Many societal issues in life science domains are related to human behaviour, including behaviour related to sustainability, nature, nutrition and health. People don’t engage in pro-environmental behaviours posing a burden on climate and nature, or people have a lifestyle leading to illness. Communication can be strategically used to foster individual and collective change in risk perceptions, opinions, motivations, and behaviours in order to address major societal issues in the domain of the life sciences.
What we do
Our chair group develops, evaluates and implements strategic communication to foster change in life sciences domains, such as nutrition and environmental behaviour, health, land use and agricultural practices, often under conditions of uncertainty and risks. Central to our research is improving the fundamental understanding of the origins of perceptions and behaviours in relation to life science topics, and how these psychological and communicative insights can be strategically used to create change.

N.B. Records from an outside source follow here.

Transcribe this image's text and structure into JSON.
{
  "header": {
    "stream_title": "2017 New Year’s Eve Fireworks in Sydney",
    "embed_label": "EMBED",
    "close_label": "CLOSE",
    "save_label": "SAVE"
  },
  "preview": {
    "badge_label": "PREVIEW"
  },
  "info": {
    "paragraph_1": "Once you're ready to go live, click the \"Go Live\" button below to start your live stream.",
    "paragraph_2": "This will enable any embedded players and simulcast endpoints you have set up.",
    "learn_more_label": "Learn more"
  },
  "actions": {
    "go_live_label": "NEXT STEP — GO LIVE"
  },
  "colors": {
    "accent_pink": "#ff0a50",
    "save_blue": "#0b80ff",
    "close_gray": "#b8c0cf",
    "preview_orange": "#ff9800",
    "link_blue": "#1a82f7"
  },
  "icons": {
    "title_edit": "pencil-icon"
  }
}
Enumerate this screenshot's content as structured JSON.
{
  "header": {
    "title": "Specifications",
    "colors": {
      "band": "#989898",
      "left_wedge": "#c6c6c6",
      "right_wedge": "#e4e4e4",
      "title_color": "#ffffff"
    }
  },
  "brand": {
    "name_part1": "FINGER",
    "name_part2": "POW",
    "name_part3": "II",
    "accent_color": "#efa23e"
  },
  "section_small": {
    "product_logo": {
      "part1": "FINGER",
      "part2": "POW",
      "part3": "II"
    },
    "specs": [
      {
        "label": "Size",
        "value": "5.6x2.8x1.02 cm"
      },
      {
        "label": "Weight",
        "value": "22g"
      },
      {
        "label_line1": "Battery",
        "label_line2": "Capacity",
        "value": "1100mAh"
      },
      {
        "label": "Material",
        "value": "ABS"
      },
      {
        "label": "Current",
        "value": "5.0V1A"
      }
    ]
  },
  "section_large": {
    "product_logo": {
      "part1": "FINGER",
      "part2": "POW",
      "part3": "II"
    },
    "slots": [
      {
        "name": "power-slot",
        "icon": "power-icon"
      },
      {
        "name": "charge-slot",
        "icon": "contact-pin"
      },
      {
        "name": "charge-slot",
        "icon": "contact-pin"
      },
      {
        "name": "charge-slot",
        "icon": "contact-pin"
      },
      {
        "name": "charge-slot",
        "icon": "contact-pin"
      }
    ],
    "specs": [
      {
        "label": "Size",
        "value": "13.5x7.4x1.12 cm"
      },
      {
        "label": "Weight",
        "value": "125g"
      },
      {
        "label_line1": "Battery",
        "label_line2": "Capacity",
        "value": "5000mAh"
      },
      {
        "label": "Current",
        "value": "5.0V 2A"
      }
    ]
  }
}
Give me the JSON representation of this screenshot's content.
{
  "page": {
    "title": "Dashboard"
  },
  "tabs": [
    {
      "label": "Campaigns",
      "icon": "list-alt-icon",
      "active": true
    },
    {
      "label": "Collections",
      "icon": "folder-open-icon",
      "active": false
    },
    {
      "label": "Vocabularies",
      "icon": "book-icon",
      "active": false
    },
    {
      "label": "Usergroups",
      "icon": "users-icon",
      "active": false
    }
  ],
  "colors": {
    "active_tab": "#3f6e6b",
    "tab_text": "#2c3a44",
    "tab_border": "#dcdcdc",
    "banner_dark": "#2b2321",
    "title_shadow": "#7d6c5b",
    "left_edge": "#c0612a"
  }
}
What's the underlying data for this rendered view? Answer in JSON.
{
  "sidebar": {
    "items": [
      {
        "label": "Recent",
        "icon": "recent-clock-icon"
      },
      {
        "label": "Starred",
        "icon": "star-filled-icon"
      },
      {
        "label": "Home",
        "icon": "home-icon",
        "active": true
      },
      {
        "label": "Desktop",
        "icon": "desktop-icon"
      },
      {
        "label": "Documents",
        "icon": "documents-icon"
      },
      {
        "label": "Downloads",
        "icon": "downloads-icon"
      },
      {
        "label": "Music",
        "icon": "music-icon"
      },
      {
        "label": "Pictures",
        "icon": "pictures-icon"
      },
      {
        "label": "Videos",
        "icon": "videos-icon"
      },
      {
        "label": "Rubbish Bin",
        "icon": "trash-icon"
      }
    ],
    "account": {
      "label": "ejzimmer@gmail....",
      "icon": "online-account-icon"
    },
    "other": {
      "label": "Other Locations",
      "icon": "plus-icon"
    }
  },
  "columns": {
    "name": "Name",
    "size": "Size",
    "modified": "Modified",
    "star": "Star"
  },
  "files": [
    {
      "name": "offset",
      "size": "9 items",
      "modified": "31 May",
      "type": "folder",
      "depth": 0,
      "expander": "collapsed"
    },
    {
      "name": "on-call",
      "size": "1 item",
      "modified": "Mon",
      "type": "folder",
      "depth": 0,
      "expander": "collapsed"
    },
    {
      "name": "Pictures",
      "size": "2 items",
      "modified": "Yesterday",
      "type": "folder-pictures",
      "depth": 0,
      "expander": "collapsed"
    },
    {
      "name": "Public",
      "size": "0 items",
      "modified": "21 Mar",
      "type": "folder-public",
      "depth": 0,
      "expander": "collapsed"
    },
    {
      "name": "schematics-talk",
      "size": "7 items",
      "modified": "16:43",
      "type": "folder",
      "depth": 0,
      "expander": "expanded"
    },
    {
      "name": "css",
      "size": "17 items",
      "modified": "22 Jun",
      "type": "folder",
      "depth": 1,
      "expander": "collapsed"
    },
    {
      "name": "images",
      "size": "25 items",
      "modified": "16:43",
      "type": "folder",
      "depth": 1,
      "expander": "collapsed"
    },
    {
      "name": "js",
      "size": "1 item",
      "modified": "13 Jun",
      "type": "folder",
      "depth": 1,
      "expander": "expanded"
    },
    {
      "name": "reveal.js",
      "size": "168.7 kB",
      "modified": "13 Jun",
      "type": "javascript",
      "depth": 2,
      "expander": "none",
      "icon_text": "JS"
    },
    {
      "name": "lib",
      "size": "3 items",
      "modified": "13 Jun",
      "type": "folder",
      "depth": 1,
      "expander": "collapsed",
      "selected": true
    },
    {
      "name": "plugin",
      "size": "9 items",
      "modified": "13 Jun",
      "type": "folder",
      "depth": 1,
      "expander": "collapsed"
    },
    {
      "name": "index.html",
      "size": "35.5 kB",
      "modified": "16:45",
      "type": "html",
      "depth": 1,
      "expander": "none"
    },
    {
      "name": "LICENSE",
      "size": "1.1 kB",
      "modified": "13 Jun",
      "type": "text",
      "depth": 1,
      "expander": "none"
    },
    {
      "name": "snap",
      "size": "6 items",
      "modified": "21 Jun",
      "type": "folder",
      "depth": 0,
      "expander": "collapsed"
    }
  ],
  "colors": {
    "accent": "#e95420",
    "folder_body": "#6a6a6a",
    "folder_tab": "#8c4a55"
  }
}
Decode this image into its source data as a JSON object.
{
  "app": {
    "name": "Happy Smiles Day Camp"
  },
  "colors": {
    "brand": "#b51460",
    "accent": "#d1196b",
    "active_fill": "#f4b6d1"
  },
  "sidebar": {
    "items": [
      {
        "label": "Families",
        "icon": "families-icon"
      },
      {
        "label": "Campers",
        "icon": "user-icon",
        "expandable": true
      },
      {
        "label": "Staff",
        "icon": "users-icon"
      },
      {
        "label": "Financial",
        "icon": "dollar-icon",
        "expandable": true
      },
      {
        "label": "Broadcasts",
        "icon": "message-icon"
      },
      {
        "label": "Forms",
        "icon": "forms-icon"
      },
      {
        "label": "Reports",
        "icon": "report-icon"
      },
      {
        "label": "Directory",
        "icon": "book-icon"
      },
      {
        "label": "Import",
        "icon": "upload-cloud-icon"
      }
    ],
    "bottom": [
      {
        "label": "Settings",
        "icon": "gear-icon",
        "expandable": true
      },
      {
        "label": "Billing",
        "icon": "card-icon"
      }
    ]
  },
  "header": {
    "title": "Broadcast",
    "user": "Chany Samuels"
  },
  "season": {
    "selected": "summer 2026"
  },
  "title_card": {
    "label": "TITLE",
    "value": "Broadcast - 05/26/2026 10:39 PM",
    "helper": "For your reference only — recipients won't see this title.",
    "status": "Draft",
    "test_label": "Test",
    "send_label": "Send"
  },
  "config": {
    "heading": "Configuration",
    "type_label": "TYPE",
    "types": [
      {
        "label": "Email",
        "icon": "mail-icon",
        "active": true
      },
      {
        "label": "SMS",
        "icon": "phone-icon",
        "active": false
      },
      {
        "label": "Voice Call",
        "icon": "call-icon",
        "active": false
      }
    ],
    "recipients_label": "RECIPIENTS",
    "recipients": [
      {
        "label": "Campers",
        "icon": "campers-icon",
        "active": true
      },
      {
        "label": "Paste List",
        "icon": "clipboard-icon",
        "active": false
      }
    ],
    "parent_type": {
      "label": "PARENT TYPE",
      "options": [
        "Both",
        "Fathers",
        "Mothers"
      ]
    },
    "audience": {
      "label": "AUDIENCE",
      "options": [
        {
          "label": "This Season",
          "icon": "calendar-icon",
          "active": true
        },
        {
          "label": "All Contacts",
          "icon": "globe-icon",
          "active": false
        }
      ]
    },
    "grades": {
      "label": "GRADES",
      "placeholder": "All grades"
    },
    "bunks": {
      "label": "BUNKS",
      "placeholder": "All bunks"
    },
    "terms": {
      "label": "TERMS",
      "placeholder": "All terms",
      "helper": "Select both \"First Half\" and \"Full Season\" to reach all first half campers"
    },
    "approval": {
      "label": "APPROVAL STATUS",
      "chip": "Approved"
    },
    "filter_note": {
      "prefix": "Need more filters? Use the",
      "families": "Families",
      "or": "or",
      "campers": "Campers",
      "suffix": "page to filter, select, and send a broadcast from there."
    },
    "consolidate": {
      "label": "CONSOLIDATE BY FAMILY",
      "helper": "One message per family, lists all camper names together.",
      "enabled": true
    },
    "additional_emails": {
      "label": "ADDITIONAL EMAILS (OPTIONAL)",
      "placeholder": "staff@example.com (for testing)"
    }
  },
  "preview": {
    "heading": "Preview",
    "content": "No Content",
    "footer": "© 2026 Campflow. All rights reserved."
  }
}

Different elements of communication and behaviour are part of our work: formation of attitudes and risk perceptions, motivation, planning and goal setting, and self-regulation, habit formation, and behavioural maintenance. We study communication and behaviour at an individual level (e.g. interpersonal communication through health care providers) as well as at the more collective level (e.g., contextual interventions addressing food environments), including diverse populations (e.g., children, low income, chronically ill patients).
What we aspire
We seek to improve our understanding of how and why people communicate and behave in a certain way and how to influence this effectively. From these insights, we aim to extend and improve our toolbox for creating changes for successfully dealing with problems in food, health and the living environment, ultimately contributing to a better quality of life.
We publish in journals such as: Journal of Risk Research, Biotechnology Journal, BMC Public Health, Health Communication, Malaria Journal, Water Research and Agricultural Systems.
This Horizon2020 project aims to understand farmers’ risk behaviour and risk management decisions, and to develop and test risk management strategies and decision support tools that farmers can use to cope with increasing economic, environmental and social uncertainties and risks. More specifically, it aims to: (1) understand and elicit farmers’ risk perceptions and preferences; (2) understand farmers’ adaptive behaviour, learning capacity and preferred improvements of current risk management tools; (3) design and analyse improved strategies to deal with extreme weather, with particular emphasis on weather index-based insurances and approaches based on remote sensing and (4) co-create improved risk management tools and map related institutional challenges. This is a collaborative project shared by COM, PAP, BEC and the plant sciences department.
Staff members on this theme
Mulder, B. C., van Belzen, M., Lokhorst, A. M., & Van Woerkum, C. M. J. (2015). Quality assessment of practice nurse communication with type 2 diabetes patients. Patient Education and Counseling, 98, 156-161.
Van Der Heijden, A., Mulder, B. C., Poortvliet, P. M., & Van Vliet, A. J. (2017). Social-cognitive determinants of the tick check: A cross-sectional study on self-protective behavior in combatting Lyme disease. BMC Public Health, 17, 900.
Poortvliet, P. M., Van der Pas, L., Mulder, B. C., & Fogliano, V. (2019). Healthy, but disgusting: An investigation into consumers' willingness to try insect meat. Journal or Economic Entomology, 112, 1005-1010.